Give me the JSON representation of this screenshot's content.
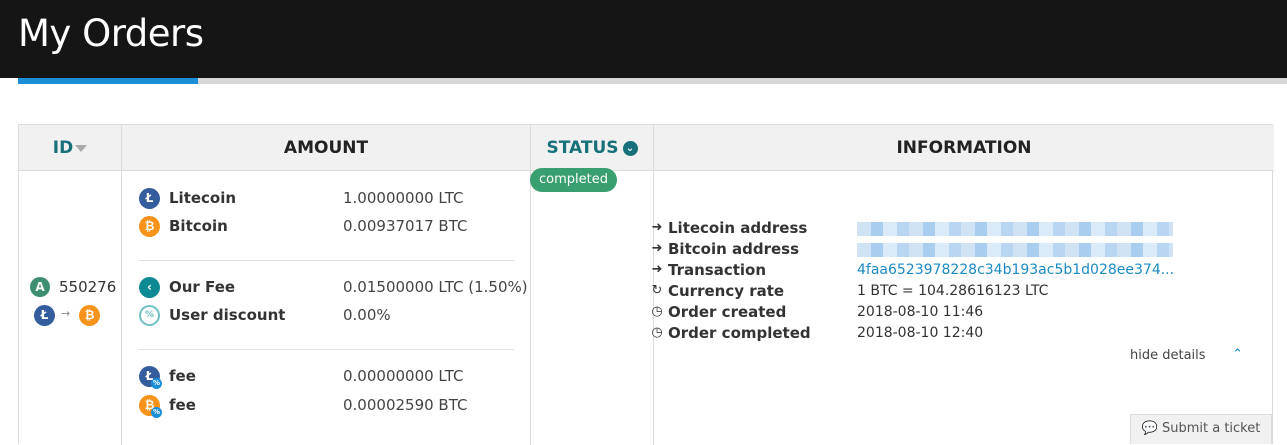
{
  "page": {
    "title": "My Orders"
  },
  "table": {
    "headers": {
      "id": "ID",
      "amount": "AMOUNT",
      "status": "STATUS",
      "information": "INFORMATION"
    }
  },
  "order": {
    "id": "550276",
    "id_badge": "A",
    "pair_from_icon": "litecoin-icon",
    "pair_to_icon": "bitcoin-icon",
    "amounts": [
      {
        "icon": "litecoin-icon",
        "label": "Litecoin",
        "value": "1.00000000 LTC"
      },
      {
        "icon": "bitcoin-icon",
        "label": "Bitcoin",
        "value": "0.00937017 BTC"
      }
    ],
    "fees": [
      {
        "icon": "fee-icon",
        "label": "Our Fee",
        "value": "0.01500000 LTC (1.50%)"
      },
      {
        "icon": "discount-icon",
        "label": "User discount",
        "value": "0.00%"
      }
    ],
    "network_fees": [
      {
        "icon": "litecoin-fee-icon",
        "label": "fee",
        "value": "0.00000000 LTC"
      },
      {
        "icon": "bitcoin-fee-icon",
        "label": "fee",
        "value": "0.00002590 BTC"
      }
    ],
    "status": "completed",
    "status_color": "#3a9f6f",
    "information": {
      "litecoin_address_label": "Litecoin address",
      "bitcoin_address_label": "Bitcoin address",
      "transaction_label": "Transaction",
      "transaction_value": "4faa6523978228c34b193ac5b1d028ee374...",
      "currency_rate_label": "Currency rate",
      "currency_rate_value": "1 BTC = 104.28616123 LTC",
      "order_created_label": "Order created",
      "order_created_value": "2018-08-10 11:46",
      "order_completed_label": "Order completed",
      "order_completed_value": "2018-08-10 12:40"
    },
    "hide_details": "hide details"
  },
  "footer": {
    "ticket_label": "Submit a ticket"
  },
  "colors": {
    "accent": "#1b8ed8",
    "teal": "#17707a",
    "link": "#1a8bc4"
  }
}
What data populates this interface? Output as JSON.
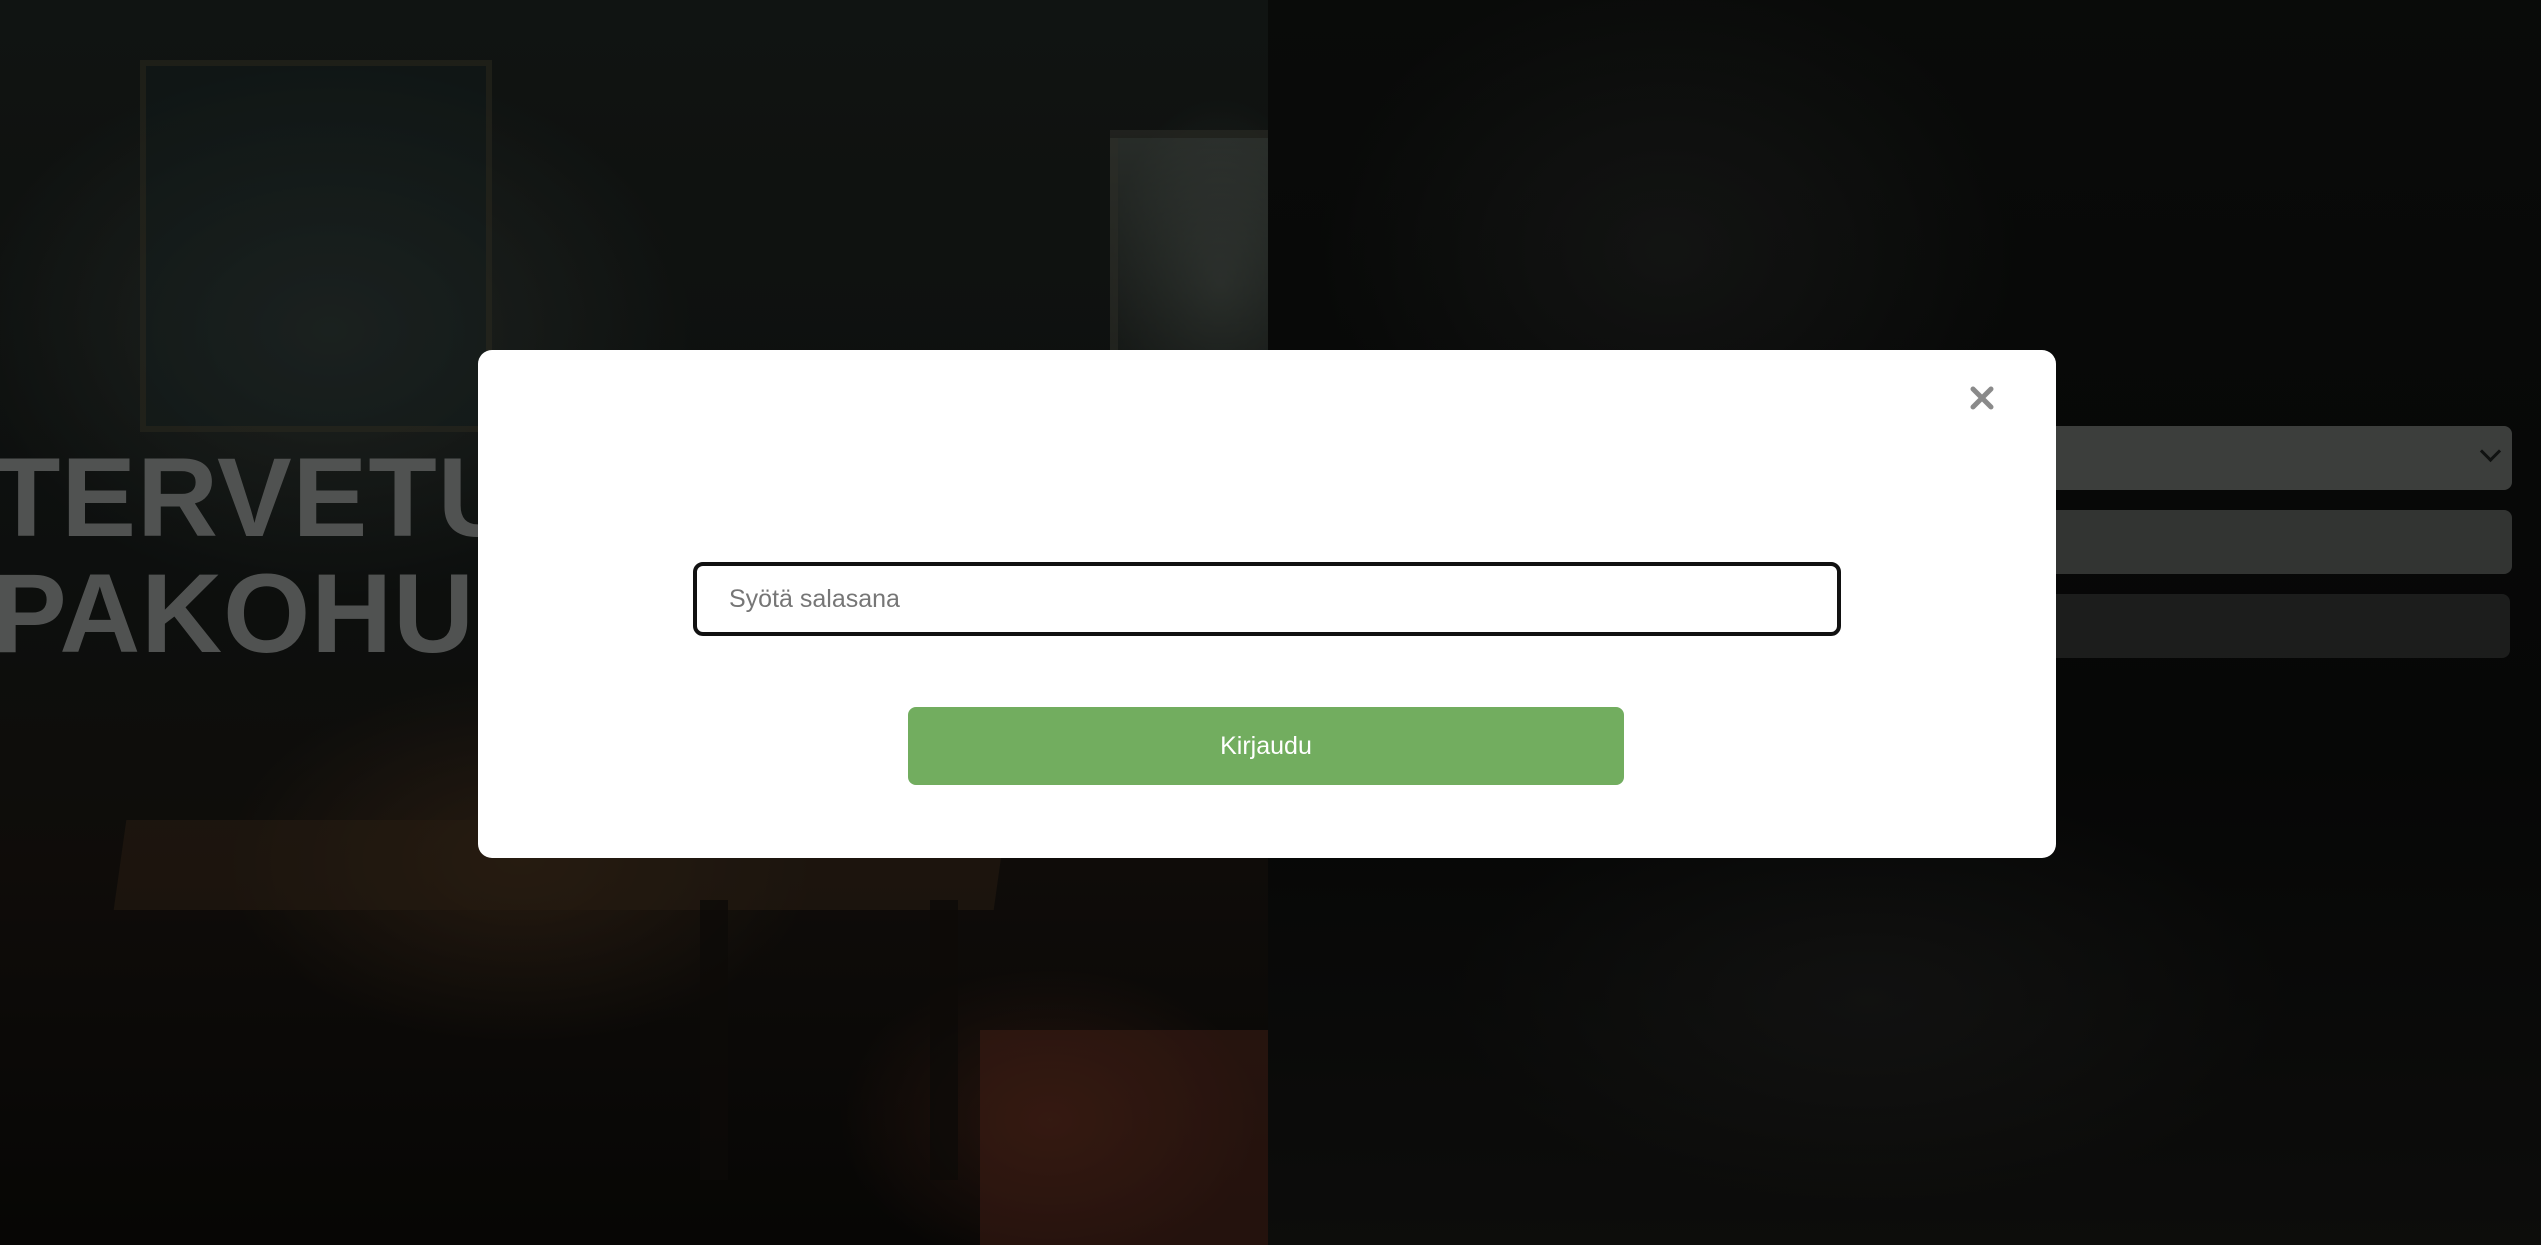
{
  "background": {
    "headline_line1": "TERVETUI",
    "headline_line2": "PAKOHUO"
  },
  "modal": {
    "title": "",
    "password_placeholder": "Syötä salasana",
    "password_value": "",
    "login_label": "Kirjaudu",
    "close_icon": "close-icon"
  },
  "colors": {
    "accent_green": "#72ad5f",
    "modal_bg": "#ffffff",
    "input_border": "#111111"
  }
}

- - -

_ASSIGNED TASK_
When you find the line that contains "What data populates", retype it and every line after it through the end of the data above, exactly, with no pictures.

_RESULT FOR THIS EXERCISE_
What data populates this interface? Output as JSON.
{
  "background": {
    "headline_line1": "TERVETUI",
    "headline_line2": "PAKOHUO"
  },
  "modal": {
    "title": "",
    "password_placeholder": "Syötä salasana",
    "password_value": "",
    "login_label": "Kirjaudu",
    "close_icon": "close-icon"
  },
  "colors": {
    "accent_green": "#72ad5f",
    "modal_bg": "#ffffff",
    "input_border": "#111111"
  }
}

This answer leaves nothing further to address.